Foundation Medicine is a molecular information company dedicated to transforming cancer care through a deep understanding of the genomic changes that contribute to each patient’s unique cancer. The company offers a full suite of comprehensive genomic profiling assays to identify the molecular alterations in a patient’s cancer and match them with relevant targeted therapies, immunotherapies and clinical trials.
I joined Foundation Medicine after working for two national cancer patient advocacy Organizations for nearly 18 years. In my role at Foundation Medicine, I lead our external engagement efforts with our patient advocacy partners in the US.
What does personalized medicine mean to you?

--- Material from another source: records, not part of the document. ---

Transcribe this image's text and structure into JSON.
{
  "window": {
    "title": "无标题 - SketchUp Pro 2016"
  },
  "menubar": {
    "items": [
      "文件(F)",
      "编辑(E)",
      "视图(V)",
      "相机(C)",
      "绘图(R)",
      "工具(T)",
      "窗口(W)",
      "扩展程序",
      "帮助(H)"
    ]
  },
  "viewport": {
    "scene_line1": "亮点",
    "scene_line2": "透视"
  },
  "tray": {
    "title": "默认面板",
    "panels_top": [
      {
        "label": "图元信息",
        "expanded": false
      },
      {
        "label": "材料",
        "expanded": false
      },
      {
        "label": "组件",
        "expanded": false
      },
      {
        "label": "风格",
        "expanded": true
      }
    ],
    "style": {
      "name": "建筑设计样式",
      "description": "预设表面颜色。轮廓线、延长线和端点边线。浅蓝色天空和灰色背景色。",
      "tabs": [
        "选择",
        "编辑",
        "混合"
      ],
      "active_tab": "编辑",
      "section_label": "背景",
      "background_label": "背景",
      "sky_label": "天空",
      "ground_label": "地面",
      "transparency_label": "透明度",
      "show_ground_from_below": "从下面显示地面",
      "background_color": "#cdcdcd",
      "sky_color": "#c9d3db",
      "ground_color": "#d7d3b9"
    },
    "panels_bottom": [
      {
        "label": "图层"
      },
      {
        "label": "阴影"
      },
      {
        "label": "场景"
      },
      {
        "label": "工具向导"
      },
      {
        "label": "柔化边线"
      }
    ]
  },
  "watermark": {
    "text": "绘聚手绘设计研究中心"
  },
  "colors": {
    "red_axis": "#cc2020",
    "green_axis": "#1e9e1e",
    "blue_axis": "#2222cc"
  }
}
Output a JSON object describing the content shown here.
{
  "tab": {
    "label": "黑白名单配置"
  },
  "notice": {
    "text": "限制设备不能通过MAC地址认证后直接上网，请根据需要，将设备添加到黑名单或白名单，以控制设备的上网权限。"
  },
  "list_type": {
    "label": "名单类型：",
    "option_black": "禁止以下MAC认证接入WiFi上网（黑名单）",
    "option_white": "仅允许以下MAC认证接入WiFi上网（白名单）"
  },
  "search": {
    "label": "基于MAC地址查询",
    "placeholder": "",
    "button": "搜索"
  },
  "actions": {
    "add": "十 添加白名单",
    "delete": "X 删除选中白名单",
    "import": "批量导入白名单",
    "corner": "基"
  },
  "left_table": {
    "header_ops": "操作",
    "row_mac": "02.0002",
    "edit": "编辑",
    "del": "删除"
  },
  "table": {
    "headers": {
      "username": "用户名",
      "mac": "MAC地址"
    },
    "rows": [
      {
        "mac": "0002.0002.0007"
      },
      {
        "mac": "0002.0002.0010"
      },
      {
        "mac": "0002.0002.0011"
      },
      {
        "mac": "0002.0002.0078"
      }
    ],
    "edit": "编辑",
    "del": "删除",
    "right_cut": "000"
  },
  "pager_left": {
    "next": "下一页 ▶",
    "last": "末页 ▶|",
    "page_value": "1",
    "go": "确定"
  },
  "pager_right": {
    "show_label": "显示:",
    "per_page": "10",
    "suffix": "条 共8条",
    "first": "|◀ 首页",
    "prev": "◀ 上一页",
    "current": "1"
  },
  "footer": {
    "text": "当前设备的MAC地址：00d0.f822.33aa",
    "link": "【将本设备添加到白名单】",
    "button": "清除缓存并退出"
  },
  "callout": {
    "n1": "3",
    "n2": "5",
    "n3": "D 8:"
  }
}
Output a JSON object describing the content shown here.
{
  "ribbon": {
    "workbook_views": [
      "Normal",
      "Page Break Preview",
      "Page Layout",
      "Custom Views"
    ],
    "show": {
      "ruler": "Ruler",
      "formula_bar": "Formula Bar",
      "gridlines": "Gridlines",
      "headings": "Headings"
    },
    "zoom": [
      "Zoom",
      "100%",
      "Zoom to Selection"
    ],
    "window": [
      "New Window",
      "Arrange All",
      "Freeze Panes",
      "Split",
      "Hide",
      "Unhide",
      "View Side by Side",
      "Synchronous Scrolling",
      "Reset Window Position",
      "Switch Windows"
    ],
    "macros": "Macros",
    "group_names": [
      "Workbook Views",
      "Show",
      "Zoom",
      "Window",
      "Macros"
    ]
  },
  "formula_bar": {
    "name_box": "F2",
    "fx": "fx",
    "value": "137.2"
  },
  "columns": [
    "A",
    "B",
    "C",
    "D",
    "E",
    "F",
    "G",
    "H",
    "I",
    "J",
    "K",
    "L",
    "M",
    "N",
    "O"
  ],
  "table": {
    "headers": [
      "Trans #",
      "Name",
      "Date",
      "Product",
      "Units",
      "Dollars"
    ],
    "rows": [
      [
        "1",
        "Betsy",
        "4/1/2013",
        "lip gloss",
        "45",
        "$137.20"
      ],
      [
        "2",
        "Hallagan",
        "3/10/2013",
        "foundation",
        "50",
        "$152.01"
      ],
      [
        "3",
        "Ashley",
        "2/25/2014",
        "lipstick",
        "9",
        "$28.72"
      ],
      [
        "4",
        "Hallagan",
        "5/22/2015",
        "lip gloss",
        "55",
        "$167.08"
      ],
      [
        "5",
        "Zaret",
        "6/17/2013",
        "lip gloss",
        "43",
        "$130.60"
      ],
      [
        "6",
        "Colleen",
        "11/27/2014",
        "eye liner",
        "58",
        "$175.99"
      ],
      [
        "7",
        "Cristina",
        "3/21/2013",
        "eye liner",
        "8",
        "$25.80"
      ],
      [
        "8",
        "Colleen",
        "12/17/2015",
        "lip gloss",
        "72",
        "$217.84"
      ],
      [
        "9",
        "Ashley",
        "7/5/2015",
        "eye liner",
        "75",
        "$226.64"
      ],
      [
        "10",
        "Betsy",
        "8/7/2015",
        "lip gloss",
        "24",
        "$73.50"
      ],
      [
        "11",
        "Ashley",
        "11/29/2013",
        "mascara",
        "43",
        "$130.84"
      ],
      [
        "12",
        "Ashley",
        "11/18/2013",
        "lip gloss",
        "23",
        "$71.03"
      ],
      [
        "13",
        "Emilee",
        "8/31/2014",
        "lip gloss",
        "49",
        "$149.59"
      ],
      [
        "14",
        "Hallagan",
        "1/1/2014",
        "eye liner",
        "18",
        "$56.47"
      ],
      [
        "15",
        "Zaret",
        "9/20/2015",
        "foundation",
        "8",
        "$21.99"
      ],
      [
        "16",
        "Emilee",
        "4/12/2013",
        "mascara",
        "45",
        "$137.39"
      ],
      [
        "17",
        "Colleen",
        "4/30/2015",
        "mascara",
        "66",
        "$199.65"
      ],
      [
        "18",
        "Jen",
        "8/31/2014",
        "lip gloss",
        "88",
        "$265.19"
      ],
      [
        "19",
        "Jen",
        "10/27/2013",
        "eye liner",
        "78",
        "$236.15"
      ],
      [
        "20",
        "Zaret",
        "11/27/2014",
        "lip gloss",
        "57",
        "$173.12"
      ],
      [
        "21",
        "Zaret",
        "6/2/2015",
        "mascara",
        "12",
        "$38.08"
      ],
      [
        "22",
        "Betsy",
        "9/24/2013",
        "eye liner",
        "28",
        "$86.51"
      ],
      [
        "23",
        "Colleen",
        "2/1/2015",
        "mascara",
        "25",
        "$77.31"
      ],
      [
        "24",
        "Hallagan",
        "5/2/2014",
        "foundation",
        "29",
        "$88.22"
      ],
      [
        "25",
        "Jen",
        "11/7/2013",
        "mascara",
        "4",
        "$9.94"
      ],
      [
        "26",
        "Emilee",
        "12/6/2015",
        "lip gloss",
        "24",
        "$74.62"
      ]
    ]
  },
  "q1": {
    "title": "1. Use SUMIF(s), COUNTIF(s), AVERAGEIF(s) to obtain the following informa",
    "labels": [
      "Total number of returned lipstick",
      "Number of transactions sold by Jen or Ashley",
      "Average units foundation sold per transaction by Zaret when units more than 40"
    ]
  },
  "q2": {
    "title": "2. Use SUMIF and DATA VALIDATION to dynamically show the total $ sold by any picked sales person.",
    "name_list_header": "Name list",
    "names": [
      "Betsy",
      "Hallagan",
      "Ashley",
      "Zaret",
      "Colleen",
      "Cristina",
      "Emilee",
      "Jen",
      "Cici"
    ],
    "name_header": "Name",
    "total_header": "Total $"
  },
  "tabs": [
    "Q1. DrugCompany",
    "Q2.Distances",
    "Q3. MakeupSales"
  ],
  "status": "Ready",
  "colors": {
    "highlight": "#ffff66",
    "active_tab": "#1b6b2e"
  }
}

Personalized medicine involves providing treatment based on the unique drivers of disease at a molecular level. In cancer, this starts with comprehensive genomic testing to understand what’s driving a patient’s cancer at a molecular level. This gives oncologists and patients the information they need to make informed treatment decisions.
We’re at a critical moment for precision medicine in cancer care. To me, it means finding the right treatment, for the right patient and the right time.
Why do you believe this topic is important?
I am motivated every day by the patients we serve now and the opportunity we have to impact cancer care in the future. Unfortunately, many patients right now do not have access to genomic testing. We have an opportunity to extend lives or even manage cancer as a chronic condition for certain patients today using these breakthrough therapies, but we can only do this when physicians understand the genomic drivers of a patients’ cancer.
As part of our efforts to expand access to genomic testing, we engage with advocacy groups and patients across indications to share scientific insights and serve as a resource on CGP with the goal of expanding overall education and awareness. I have dedicated my career to supporting cancer patients and their families. Having comprehensive testing provides access to really important information about treatment planning and shared decision making.
Why is your organization interested in participating in this multi-stakeholder collaboration? What has your organization been doing in this space?
We believe that transforming cancer care and ensuring all patients can benefit from precision medicine cannot be done alone, which is why we believe collaboration across the ecosystem is so critical. Over the past almost 10 years we’ve established deep partnerships with organizations across academia, industry, biopharma and advocacy.
What makes this collaboration unique?
I think the global focus and the comprehensive external stakeholder engagement make this collaboration a first of its kind and quite unique.
What are your ultimate expectations from the project?
We know expanding access to CGP is critical to increasing the number of patients who can benefit from precision medicine. We’re committed to working across the ecosystem to ensure all patients can benefit from the latest science at the time of care and that oncologists have the tools to make informed treatment decisions. We’re at a true turning point for precision medicine in many regions – including Europe. The healthcare ecosystem has made incredible progress in recent years but there is more work to be done.